Task brief
Set down every record below exactly as written.

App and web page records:
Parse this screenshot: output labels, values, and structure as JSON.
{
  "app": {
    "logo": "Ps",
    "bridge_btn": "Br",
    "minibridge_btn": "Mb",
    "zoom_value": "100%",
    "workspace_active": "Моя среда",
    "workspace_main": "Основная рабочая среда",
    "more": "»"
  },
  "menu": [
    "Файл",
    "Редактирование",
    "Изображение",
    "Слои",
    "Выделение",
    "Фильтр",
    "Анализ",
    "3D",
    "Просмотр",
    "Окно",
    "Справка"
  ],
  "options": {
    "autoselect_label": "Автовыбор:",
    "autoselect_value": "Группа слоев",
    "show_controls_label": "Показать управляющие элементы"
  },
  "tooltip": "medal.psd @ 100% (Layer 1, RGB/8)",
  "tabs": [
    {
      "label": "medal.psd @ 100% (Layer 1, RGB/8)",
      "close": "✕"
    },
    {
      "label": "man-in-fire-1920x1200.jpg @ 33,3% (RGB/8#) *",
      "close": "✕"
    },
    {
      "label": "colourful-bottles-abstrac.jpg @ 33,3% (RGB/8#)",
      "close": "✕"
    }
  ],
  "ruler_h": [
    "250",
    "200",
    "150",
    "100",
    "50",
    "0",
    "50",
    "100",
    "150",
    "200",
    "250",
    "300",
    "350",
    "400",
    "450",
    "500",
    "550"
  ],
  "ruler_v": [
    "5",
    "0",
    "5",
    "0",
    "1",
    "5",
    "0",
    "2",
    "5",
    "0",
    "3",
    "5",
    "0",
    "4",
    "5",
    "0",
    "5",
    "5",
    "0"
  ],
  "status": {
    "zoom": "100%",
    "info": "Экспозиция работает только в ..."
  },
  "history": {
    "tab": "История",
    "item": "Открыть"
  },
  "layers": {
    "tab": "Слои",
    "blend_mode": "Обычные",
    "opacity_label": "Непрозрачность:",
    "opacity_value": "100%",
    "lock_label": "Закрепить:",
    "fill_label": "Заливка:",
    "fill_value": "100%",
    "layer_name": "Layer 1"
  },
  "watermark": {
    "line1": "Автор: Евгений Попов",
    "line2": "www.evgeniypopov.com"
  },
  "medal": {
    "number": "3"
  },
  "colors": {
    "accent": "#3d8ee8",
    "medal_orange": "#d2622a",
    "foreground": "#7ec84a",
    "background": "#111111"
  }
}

Task answer
Parse this screenshot: output labels, values, and structure as JSON.
{
  "app": {
    "logo": "Ps",
    "bridge_btn": "Br",
    "minibridge_btn": "Mb",
    "zoom_value": "100%",
    "workspace_active": "Моя среда",
    "workspace_main": "Основная рабочая среда",
    "more": "»"
  },
  "menu": [
    "Файл",
    "Редактирование",
    "Изображение",
    "Слои",
    "Выделение",
    "Фильтр",
    "Анализ",
    "3D",
    "Просмотр",
    "Окно",
    "Справка"
  ],
  "options": {
    "autoselect_label": "Автовыбор:",
    "autoselect_value": "Группа слоев",
    "show_controls_label": "Показать управляющие элементы"
  },
  "tooltip": "medal.psd @ 100% (Layer 1, RGB/8)",
  "tabs": [
    {
      "label": "medal.psd @ 100% (Layer 1, RGB/8)",
      "close": "✕"
    },
    {
      "label": "man-in-fire-1920x1200.jpg @ 33,3% (RGB/8#) *",
      "close": "✕"
    },
    {
      "label": "colourful-bottles-abstrac.jpg @ 33,3% (RGB/8#)",
      "close": "✕"
    }
  ],
  "ruler_h": [
    "250",
    "200",
    "150",
    "100",
    "50",
    "0",
    "50",
    "100",
    "150",
    "200",
    "250",
    "300",
    "350",
    "400",
    "450",
    "500",
    "550"
  ],
  "ruler_v": [
    "5",
    "0",
    "5",
    "0",
    "1",
    "5",
    "0",
    "2",
    "5",
    "0",
    "3",
    "5",
    "0",
    "4",
    "5",
    "0",
    "5",
    "5",
    "0"
  ],
  "status": {
    "zoom": "100%",
    "info": "Экспозиция работает только в ..."
  },
  "history": {
    "tab": "История",
    "item": "Открыть"
  },
  "layers": {
    "tab": "Слои",
    "blend_mode": "Обычные",
    "opacity_label": "Непрозрачность:",
    "opacity_value": "100%",
    "lock_label": "Закрепить:",
    "fill_label": "Заливка:",
    "fill_value": "100%",
    "layer_name": "Layer 1"
  },
  "watermark": {
    "line1": "Автор: Евгений Попов",
    "line2": "www.evgeniypopov.com"
  },
  "medal": {
    "number": "3"
  },
  "colors": {
    "accent": "#3d8ee8",
    "medal_orange": "#d2622a",
    "foreground": "#7ec84a",
    "background": "#111111"
  }
}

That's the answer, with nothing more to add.